Federal student loans are made by the government, with terms and conditions that are set by law, and include many benefits (such as fixed interest rates and income-driven repayment plans) not typically offered with private loans. … Private student loans are generally more expensive than federal student loans.
Keeping this in view, are federal or private student loans more flexible?
You can obtain a student loan through the federal government or private lenders. Federal loans generally have more favorable terms, including flexible repayment options.
Herein, can the federal government do anything about private student loans?
You can’t transfer private student loans to the federal government to access these options. But if you want features like them, you may be able to refinance your loans with a private lender that offers flexible repayment options. … However, other federal benefits, like employment-based loan forgiveness, aren’t available.
Do federal student loans affect credit score?
Yes, having a student loan will affect your credit score. Your student loan amount and payment history will go on your credit report. Making payments on time can help you maintain a positive credit score.
For private loans: Private loans require that at least one borrower have good credit. The lender will perform a credit check to determine whether you qualify for the loan. The higher your credit score, the lower the interest rate you’ll likely receive.
All new Sallie Mae loans are private. But if you took out a Sallie Mae loan before 2014, it might have been a federal loan and is likely now serviced by Navient. Sallie Mae started off under the federal government and provided loans through the Federal Family Education Loan program, or FFEL.
The cons of federal student loans
- The government can garnish your salary if you default on your loan. …
- Defaulting can also lead to the loss of other sources of income. …
- There is a cap on how much money the government can loan you. …
- Federal student loans may not be enough to completely cover college costs.
Disadvantages of Federal Student Loans
- The amount you can borrow is set by Congress — so the loan may not cover all your costs.
- If you default on your loan, the federal government has wide reaching power to get its money back, including garnishing your wages and your federal tax returns.
- Needing to borrow from a private student loan or a Federal Parent PLUS loan can be a sign of over-borrowing.

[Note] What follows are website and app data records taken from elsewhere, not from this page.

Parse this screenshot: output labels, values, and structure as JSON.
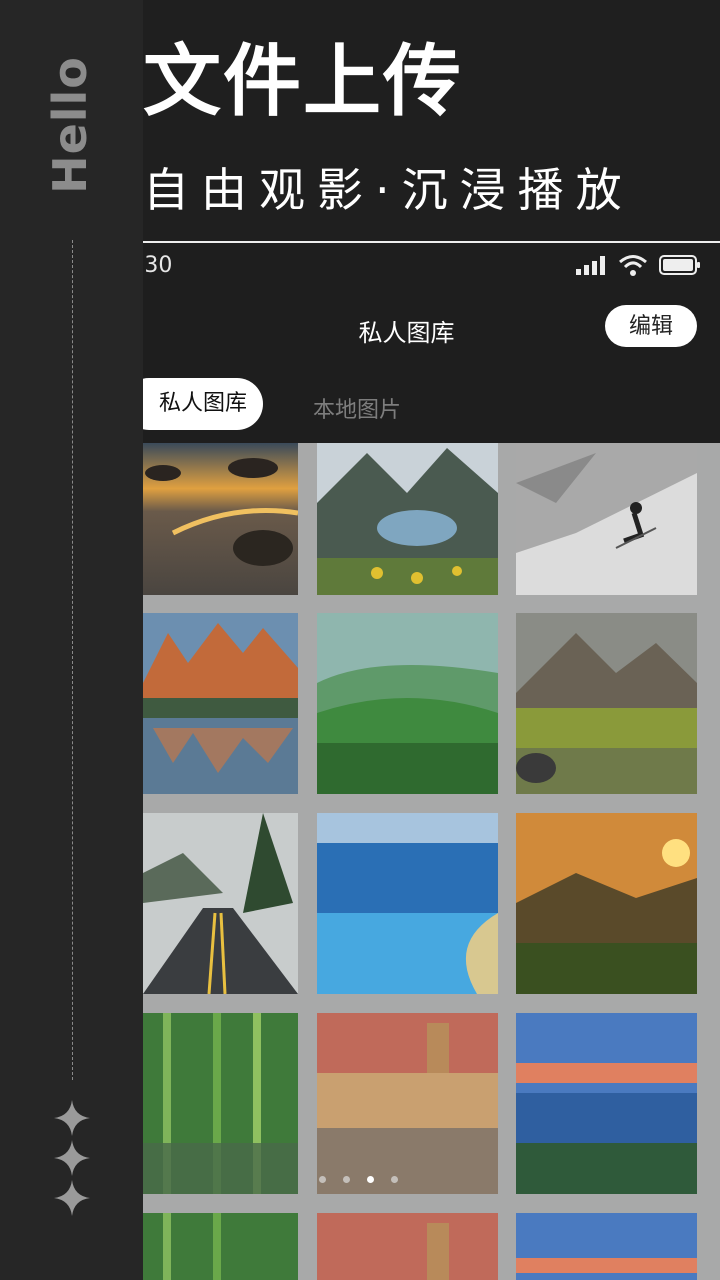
{
  "side": {
    "hello": "Hello"
  },
  "header": {
    "headline": "文件上传",
    "subline": "自由观影·沉浸播放"
  },
  "statusbar": {
    "time": ":30"
  },
  "navbar": {
    "title": "私人图库",
    "edit_label": "编辑"
  },
  "tabs": [
    {
      "label": "私人图库",
      "active": true
    },
    {
      "label": "本地图片",
      "active": false
    }
  ],
  "photos": [
    {
      "subject": "beach sunset with rocks"
    },
    {
      "subject": "mountain lake with wildflowers"
    },
    {
      "subject": "skier on snowy slope"
    },
    {
      "subject": "alpine peaks reflected in lake"
    },
    {
      "subject": "misty green hills"
    },
    {
      "subject": "mountain lake with forest"
    },
    {
      "subject": "wet road through forest"
    },
    {
      "subject": "blue sea and beach"
    },
    {
      "subject": "sunset over mountain valley"
    },
    {
      "subject": "bamboo forest"
    },
    {
      "subject": "old town square at sunset"
    },
    {
      "subject": "crater lake at dawn"
    },
    {
      "subject": "bamboo forest"
    },
    {
      "subject": "old town square at sunset"
    },
    {
      "subject": "crater lake at dawn"
    }
  ],
  "colors": {
    "background": "#1f1f1f",
    "grid_background": "#a8a9a9",
    "accent": "#ffffff"
  }
}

- Most private student loans do not offer income-driven repayment plans.
- Private student loans do not qualify for teacher loan forgiveness or public service loan forgiveness.
Federal Pell Grant: For undergraduates with financial need.
- Grants: Financial aid that generally doesn’t have to be repaid.
- Loans: Borrowed money for college or career school; your loans must be repaid with interest.
Federal loans offer fixed interest rates, which is just one reason they are frequently considered beneficial over private student loans. To see how interest rates affect the cost of your loan, check out our student loan calculator.
Forty-three million Americans have student loan debt — that’s one in 8 Americans (12.9%), according to an analysis of May 2021 census data. Those ages 25-to-34 are the most likely to hold student loan debt, but the greatest amount is owed by those 35 to 49 — more than $600 billion, federal data shows.
1. They typically offer less favorable interest rates than federal loans. The higher the interest rate attached to your student loans, the more that debt will cost you to pay off. … But if your credit isn’t superb, there’s a good chance private loans will cost you more than federal loans.